- Hans Weber
- December 1, 2023
Gender Pension Gap Narrows in the Czech Republic, with Women Receiving 13% Less than Men
The disparity in average retirement pensions between Czech men and women has shown a promising reduction, marking a positive trend towards greater gender equity. At the close of last year, female pensioners received around one-fifth less than their male counterparts, but this gap has now shrunk to just 13 percent as of June this year.
Statistics from the Czech Social Security Administration (CSSZ) reveal that, during the first half of this year, the average pension provided to senior citizens was 21,520 Czech crowns. However, the average pension for senior women was still approximately 2,500 crowns less.

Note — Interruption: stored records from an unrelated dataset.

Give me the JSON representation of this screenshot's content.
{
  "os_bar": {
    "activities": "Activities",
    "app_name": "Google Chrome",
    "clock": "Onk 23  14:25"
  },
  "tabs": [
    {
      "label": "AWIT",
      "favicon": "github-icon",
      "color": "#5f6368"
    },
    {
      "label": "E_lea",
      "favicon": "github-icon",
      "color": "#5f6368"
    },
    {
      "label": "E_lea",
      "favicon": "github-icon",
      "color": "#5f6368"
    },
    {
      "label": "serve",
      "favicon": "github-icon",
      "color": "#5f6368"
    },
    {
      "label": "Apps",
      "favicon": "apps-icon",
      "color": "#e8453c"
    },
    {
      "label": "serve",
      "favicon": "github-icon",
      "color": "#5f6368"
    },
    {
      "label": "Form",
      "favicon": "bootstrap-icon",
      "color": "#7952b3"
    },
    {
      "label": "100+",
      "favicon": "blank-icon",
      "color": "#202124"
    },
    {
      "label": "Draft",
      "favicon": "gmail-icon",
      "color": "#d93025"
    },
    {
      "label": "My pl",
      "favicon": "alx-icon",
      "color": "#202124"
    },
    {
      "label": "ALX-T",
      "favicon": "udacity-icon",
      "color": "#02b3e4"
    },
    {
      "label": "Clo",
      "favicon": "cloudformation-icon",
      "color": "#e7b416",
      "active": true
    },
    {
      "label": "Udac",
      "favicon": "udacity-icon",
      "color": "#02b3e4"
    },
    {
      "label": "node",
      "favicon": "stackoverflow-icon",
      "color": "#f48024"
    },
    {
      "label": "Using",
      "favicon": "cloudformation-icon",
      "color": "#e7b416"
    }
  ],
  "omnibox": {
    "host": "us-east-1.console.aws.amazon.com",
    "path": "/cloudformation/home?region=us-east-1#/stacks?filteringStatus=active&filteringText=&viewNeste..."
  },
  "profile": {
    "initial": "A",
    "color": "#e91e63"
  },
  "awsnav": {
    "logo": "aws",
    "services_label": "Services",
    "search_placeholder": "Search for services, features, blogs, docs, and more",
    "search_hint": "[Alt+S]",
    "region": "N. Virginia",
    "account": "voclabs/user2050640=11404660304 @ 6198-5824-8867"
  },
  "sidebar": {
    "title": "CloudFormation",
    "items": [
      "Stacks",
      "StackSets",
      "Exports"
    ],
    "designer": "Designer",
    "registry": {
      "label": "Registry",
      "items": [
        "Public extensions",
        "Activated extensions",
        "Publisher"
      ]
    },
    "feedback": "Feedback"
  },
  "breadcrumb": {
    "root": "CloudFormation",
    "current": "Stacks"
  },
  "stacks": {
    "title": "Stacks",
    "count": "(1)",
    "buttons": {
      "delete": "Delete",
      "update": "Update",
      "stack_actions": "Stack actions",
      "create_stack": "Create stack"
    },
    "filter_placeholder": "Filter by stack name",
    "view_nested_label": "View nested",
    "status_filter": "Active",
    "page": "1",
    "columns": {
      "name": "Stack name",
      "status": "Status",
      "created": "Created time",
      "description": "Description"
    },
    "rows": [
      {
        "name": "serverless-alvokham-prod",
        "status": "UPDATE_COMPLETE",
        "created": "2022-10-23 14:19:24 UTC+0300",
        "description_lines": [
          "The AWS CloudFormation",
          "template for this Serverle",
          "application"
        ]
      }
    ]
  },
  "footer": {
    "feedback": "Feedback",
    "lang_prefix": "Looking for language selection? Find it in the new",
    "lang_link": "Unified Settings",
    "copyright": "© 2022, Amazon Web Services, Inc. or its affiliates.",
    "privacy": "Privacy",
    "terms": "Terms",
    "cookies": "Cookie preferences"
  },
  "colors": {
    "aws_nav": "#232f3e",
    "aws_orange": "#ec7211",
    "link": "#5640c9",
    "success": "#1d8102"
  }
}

This year, an educational allowance of 500 crowns per child was introduced, automatically increasing the pensions of 1.4 million women, benefiting their three million children. This innovative approach is aimed at eventually replacing the inclusion of hypothetical income and deductions for childcare in the calculation of new pensions.
Presently, CSSZ provides old-age pensions to around 949,000 men and 1.41 million women. From December last year to June this year, the average pension for senior women saw a boost of 2,554 crowns due to indexation and the new educational allowance. In comparison, the average pension for senior men increased by 1,765 crowns over the same period.

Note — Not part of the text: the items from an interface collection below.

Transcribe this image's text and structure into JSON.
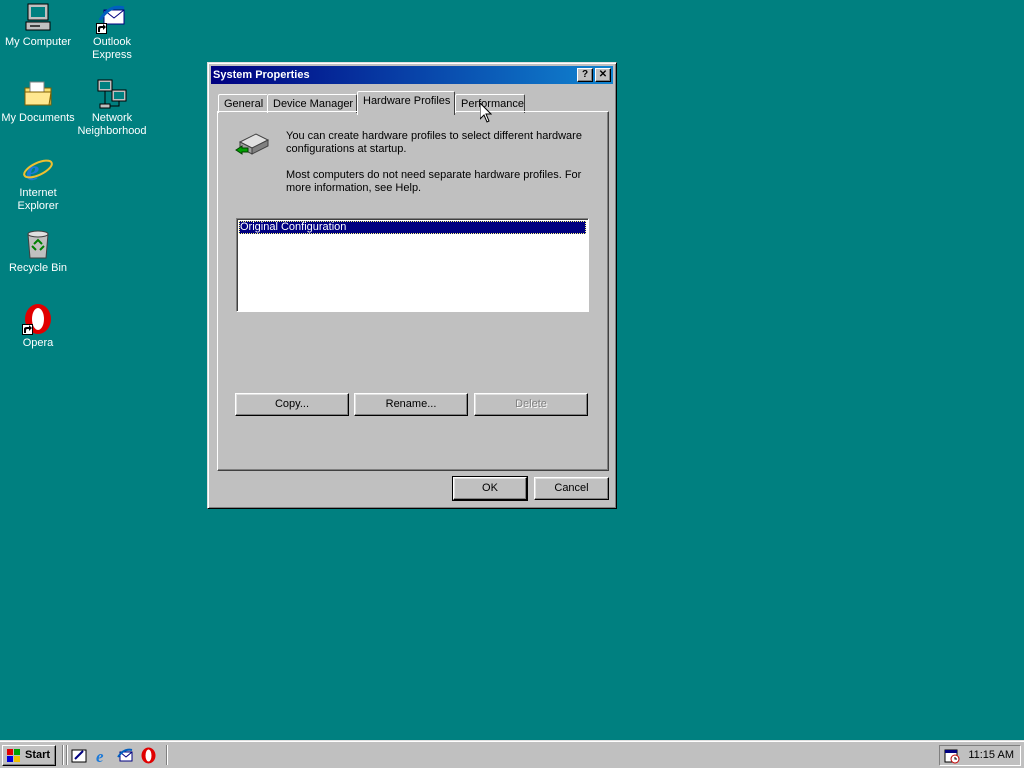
{
  "desktop": {
    "icons": [
      {
        "label": "My Computer",
        "icon": "my-computer-icon"
      },
      {
        "label": "Outlook Express",
        "icon": "outlook-express-icon"
      },
      {
        "label": "My Documents",
        "icon": "my-documents-icon"
      },
      {
        "label": "Network Neighborhood",
        "icon": "network-neighborhood-icon"
      },
      {
        "label": "Internet Explorer",
        "icon": "internet-explorer-icon"
      },
      {
        "label": "Recycle Bin",
        "icon": "recycle-bin-icon"
      },
      {
        "label": "Opera",
        "icon": "opera-icon"
      }
    ],
    "background_color": "#008080"
  },
  "window": {
    "title": "System Properties",
    "help_glyph": "?",
    "close_glyph": "✕",
    "tabs": [
      {
        "label": "General"
      },
      {
        "label": "Device Manager"
      },
      {
        "label": "Hardware Profiles"
      },
      {
        "label": "Performance"
      }
    ],
    "active_tab": "Hardware Profiles",
    "description_1": "You can create hardware profiles to select different hardware configurations at startup.",
    "description_2": "Most computers do not need separate hardware profiles. For more information, see Help.",
    "profiles": [
      {
        "label": "Original Configuration",
        "selected": true
      }
    ],
    "buttons": {
      "copy": "Copy...",
      "rename": "Rename...",
      "delete": "Delete",
      "ok": "OK",
      "cancel": "Cancel"
    }
  },
  "taskbar": {
    "start_label": "Start",
    "quick_launch": [
      "show-desktop-icon",
      "internet-explorer-icon",
      "outlook-express-icon",
      "opera-icon"
    ],
    "clock": "11:15 AM"
  }
}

The gap in pension amounts between men and women has notably decreased from about 20 percent to the current 13 percent, signifying a notable step forward in addressing gender-based pension disparities.
The root cause of the gender pension gap lies in lower earnings. Studies indicate that women often gravitate towards lower-paying sectors and roles, even within the same positions as men, resulting in an approximate ten percent difference in earnings. Additionally, research conducted by the Institute of Sociology of the Academy of Sciences of the Czech Republic reveals that around 30 percent of this earnings discrepancy is attributable to motherhood and childcare responsibilities.
The introduction of the child-raising allowance, proposed by the Social Democrats before the end of the previous parliamentary term, has marked a positive shift. Approximately 19 billion crowns are allocated for disbursement this year, with expenditure projected to rise in the coming years.
The Czech government’s draft pension reform changes, presented in May, outline a future transition to new pensions that replace the educational allowance with a notional contribution based on average wages for caregiving responsibilities. This forward-looking approach aims to further enhance pension equality between men and women, aligning with broader societal efforts towards gender parity.
Article by Prague Forum